Education is a business


Many Americans I meet are fascinated by where you went to college. Student loans and whose loans are bigger are common topics. The possession of a college degree is perceived as having huge social, economic1, and cultural value. That value is so high that when I sometimes criticise the US education system and question the value of doing a degree at all I get a strong negative reaction.

So why is that? Well the credit goes to the education providers who have done a magnificent job of fooling people into believing they are philanthropic organisations. Education is a business. It exists to make money and sell a product. It certainly doesn’t exist to give away that product AKA educate people. That education is an economic product you purchase on the education market just like any other goods and services transaction.2

Why do I think that? Well the obvious example is that education providers actually hate students. Students are grit in the cogs of the education business. The more the providers can fund themselves via bequests, grants and research, all activities that don’t require actual students, the better.3 Any student who has experienced enrolment or dealt with student administration knows the system is fundamentally not designed to service students. Less facetiously, the providers wouldn’t exist unless they got paid. So instinctively they tend to gravitate towards activities that generate income with lower cost overheads.

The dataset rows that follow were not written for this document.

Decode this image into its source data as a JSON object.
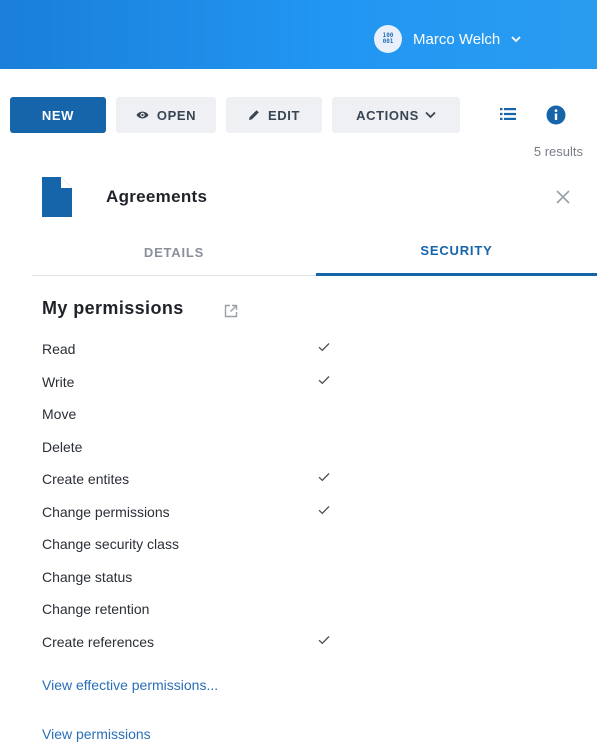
{
  "user": {
    "avatar_text": "100\n001",
    "name": "Marco Welch"
  },
  "toolbar": {
    "new_label": "NEW",
    "open_label": "OPEN",
    "edit_label": "EDIT",
    "actions_label": "ACTIONS"
  },
  "results_text": "5 results",
  "panel": {
    "title": "Agreements"
  },
  "tabs": [
    {
      "label": "DETAILS",
      "active": false
    },
    {
      "label": "SECURITY",
      "active": true
    }
  ],
  "permissions": {
    "title": "My permissions",
    "items": [
      {
        "label": "Read",
        "granted": true
      },
      {
        "label": "Write",
        "granted": true
      },
      {
        "label": "Move",
        "granted": false
      },
      {
        "label": "Delete",
        "granted": false
      },
      {
        "label": "Create entites",
        "granted": true
      },
      {
        "label": "Change permissions",
        "granted": true
      },
      {
        "label": "Change security class",
        "granted": false
      },
      {
        "label": "Change status",
        "granted": false
      },
      {
        "label": "Change retention",
        "granted": false
      },
      {
        "label": "Create references",
        "granted": true
      }
    ]
  },
  "links": {
    "effective": "View effective permissions...",
    "view": "View permissions"
  },
  "colors": {
    "primary": "#1664a9",
    "topbar": "#2196f3",
    "link": "#2a6fb8"
  }
}
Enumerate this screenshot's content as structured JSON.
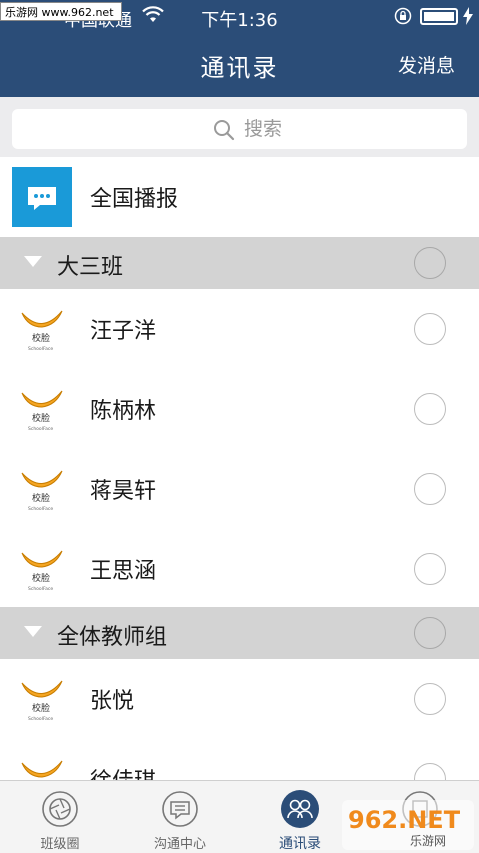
{
  "status_bar": {
    "carrier": "中国联通",
    "time": "下午1:36"
  },
  "watermark": "乐游网 www.962.net",
  "nav": {
    "title": "通讯录",
    "action": "发消息"
  },
  "search": {
    "placeholder": "搜索",
    "value": ""
  },
  "broadcast": {
    "label": "全国播报"
  },
  "logo_text": {
    "cn": "校脸",
    "en": "SchoolFace"
  },
  "groups": [
    {
      "name": "大三班",
      "members": [
        "汪子洋",
        "陈柄林",
        "蒋昊轩",
        "王思涵"
      ]
    },
    {
      "name": "全体教师组",
      "members": [
        "张悦",
        "徐佳琪"
      ]
    }
  ],
  "tabs": [
    {
      "label": "班级圈",
      "active": false
    },
    {
      "label": "沟通中心",
      "active": false
    },
    {
      "label": "通讯录",
      "active": true
    },
    {
      "label": "",
      "active": false
    }
  ],
  "colors": {
    "header": "#2b4d78",
    "broadcast_icon": "#1a9ad8",
    "logo_orange": "#f5a623",
    "group_header_bg": "#d3d3d3"
  },
  "icons": {
    "wifi": "wifi-icon",
    "battery": "battery-icon",
    "search": "search-icon",
    "broadcast": "chat-bubble-icon",
    "tab_class_circle": "camera-lens-icon",
    "tab_chat": "chat-icon",
    "tab_contacts": "people-icon"
  },
  "overlay_badge": {
    "text": "962.NET",
    "subtext": "乐游网"
  }
}
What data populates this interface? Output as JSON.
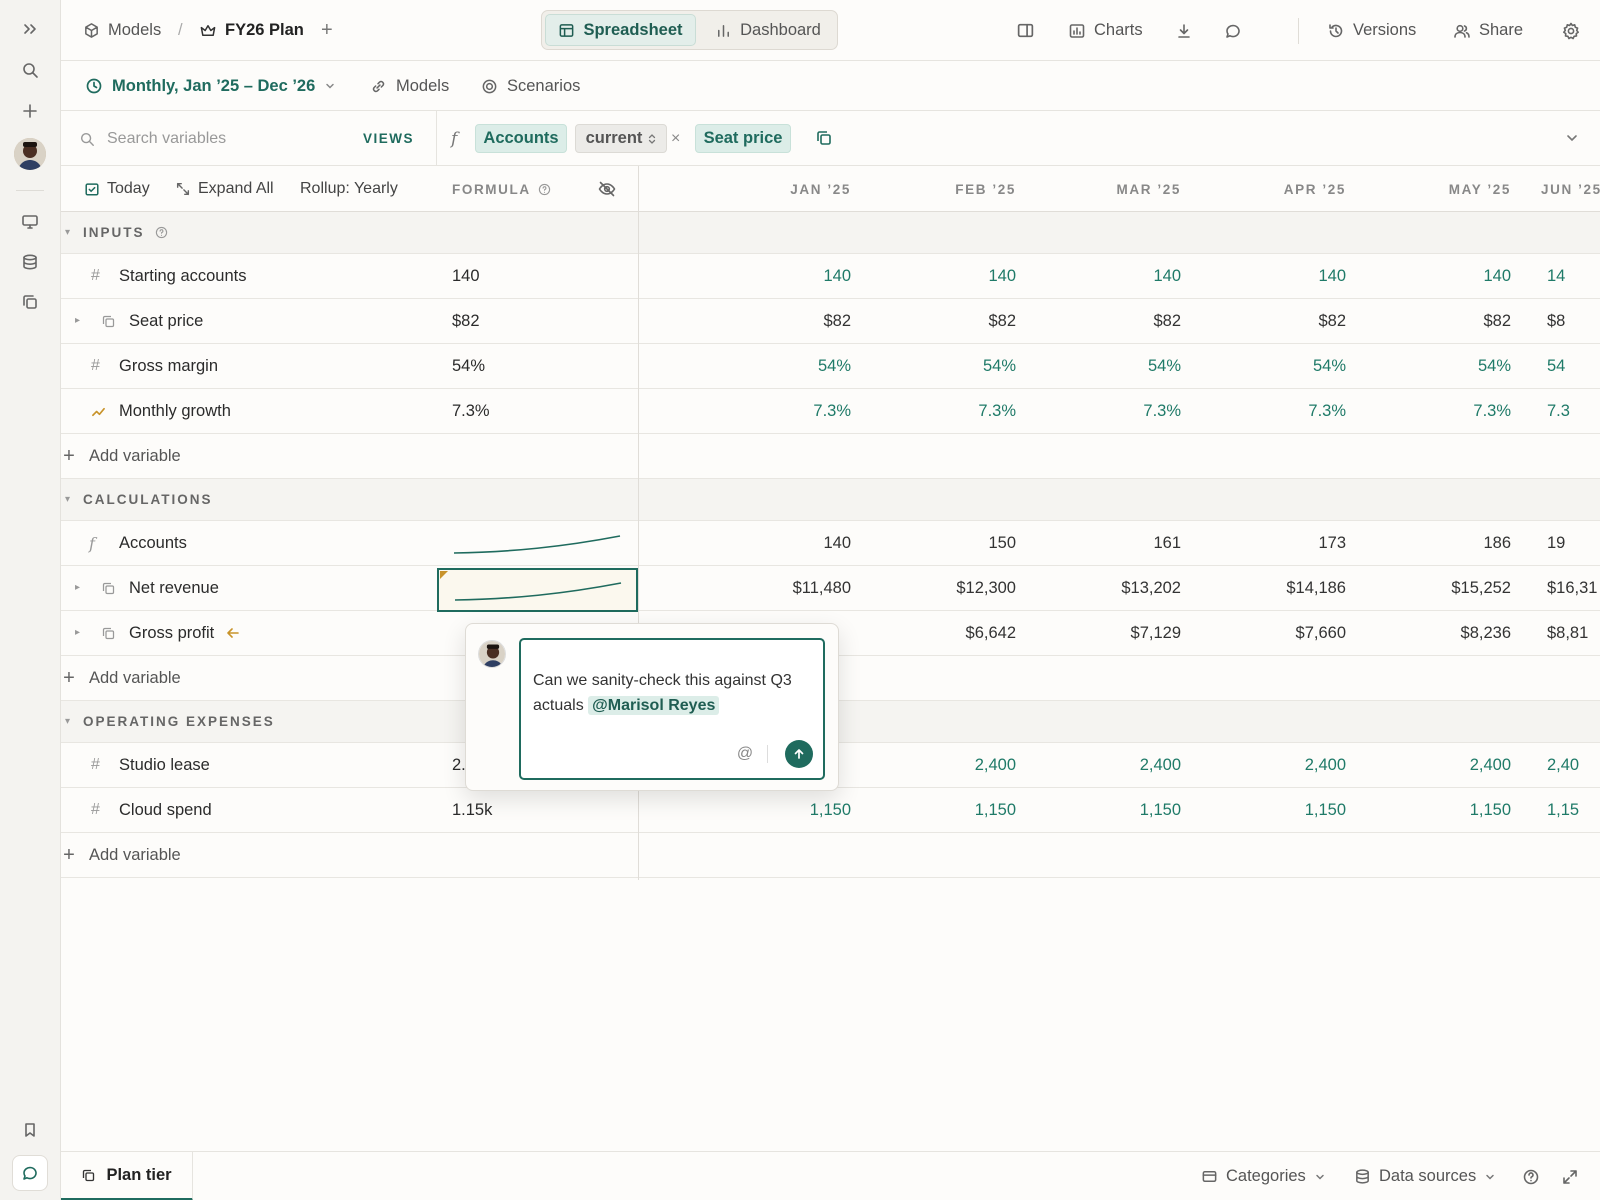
{
  "nav": {
    "models": "Models",
    "plan": "FY26 Plan",
    "spreadsheet": "Spreadsheet",
    "dashboard": "Dashboard",
    "charts": "Charts",
    "versions": "Versions",
    "share": "Share"
  },
  "subnav": {
    "range": "Monthly, Jan ’25 – Dec ’26",
    "models": "Models",
    "scenarios": "Scenarios"
  },
  "formula_bar": {
    "search_placeholder": "Search variables",
    "views": "VIEWS",
    "token_accounts": "Accounts",
    "token_current": "current",
    "token_seat": "Seat price",
    "times": "×"
  },
  "toolbar": {
    "today": "Today",
    "expand_all": "Expand All",
    "rollup": "Rollup: Yearly",
    "formula_header": "FORMULA"
  },
  "months": [
    "JAN ’25",
    "FEB ’25",
    "MAR ’25",
    "APR ’25",
    "MAY ’25",
    "JUN ’25"
  ],
  "sections": {
    "inputs": "INPUTS",
    "calculations": "CALCULATIONS",
    "opex": "OPERATING EXPENSES"
  },
  "rows": {
    "starting_accounts": {
      "name": "Starting accounts",
      "formula": "140",
      "values": [
        "140",
        "140",
        "140",
        "140",
        "140",
        "14"
      ]
    },
    "seat_price": {
      "name": "Seat price",
      "formula": "$82",
      "values": [
        "$82",
        "$82",
        "$82",
        "$82",
        "$82",
        "$8"
      ]
    },
    "gross_margin": {
      "name": "Gross margin",
      "formula": "54%",
      "values": [
        "54%",
        "54%",
        "54%",
        "54%",
        "54%",
        "54"
      ]
    },
    "monthly_growth": {
      "name": "Monthly growth",
      "formula": "7.3%",
      "values": [
        "7.3%",
        "7.3%",
        "7.3%",
        "7.3%",
        "7.3%",
        "7.3"
      ]
    },
    "accounts": {
      "name": "Accounts",
      "values": [
        "140",
        "150",
        "161",
        "173",
        "186",
        "19"
      ]
    },
    "net_revenue": {
      "name": "Net revenue",
      "values": [
        "$11,480",
        "$12,300",
        "$13,202",
        "$14,186",
        "$15,252",
        "$16,31"
      ]
    },
    "gross_profit": {
      "name": "Gross profit",
      "values": [
        "",
        "$6,642",
        "$7,129",
        "$7,660",
        "$8,236",
        "$8,81"
      ]
    },
    "studio_lease": {
      "name": "Studio lease",
      "formula": "2.",
      "values": [
        "",
        "2,400",
        "2,400",
        "2,400",
        "2,400",
        "2,40"
      ]
    },
    "cloud_spend": {
      "name": "Cloud spend",
      "formula": "1.15k",
      "values": [
        "1,150",
        "1,150",
        "1,150",
        "1,150",
        "1,150",
        "1,15"
      ]
    }
  },
  "add_variable": "Add variable",
  "comment": {
    "text": "Can we sanity-check this against Q3 actuals",
    "mention": "@Marisol Reyes"
  },
  "bottom": {
    "plan_tier": "Plan tier",
    "categories": "Categories",
    "data_sources": "Data sources"
  },
  "colors": {
    "accent": "#1f6b5e",
    "input_value": "#1f7a68",
    "arrow": "#c8932a"
  }
}
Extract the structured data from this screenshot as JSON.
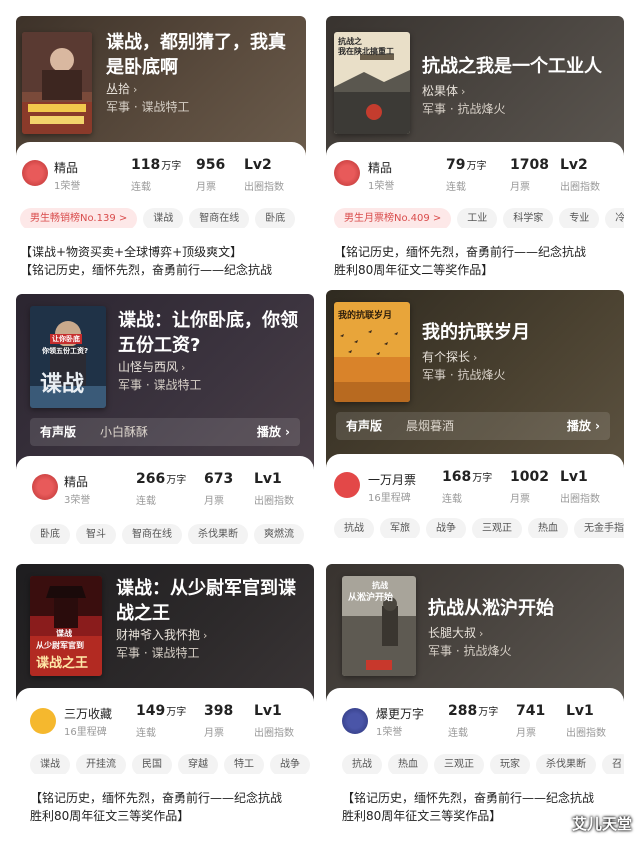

So why then do people feel so strongly that education isn’t a business or at least refuse to perceive it as one? I think it’s mostly because the education providers are sensational marketers. They have created an almost airtight perception that they are educational institutions who exist to share knowledge rather than businesses who exist to make money.4 They generate such incredible brand loyalty, cf. college sports and legacy enrolments, that it becomes impossible for people to see themselves as what they really are: customers.

  1. This is more than perception economically. Studies indicate students who graduate college earn more money. The “better” the college, the more money. Are they hence better employees, smarter or more productive? Or are they merely the beneficiaries of an excellent marketing campaign? ↩︎

  2. High school, depending on the nature and type of your school, can perhaps be considered a “free” product sampler. ↩︎

  3. Ironically the structure of federal student loan funding means that many colleges continue to get paid even if the student stops attending. This is one of the key criticisms of institutions like the University of Phoenix. ↩︎

  4. I think this is one of the reasons that the more commercial “paid” colleges are treated with such disdain is that they pierce this illusion. ↩︎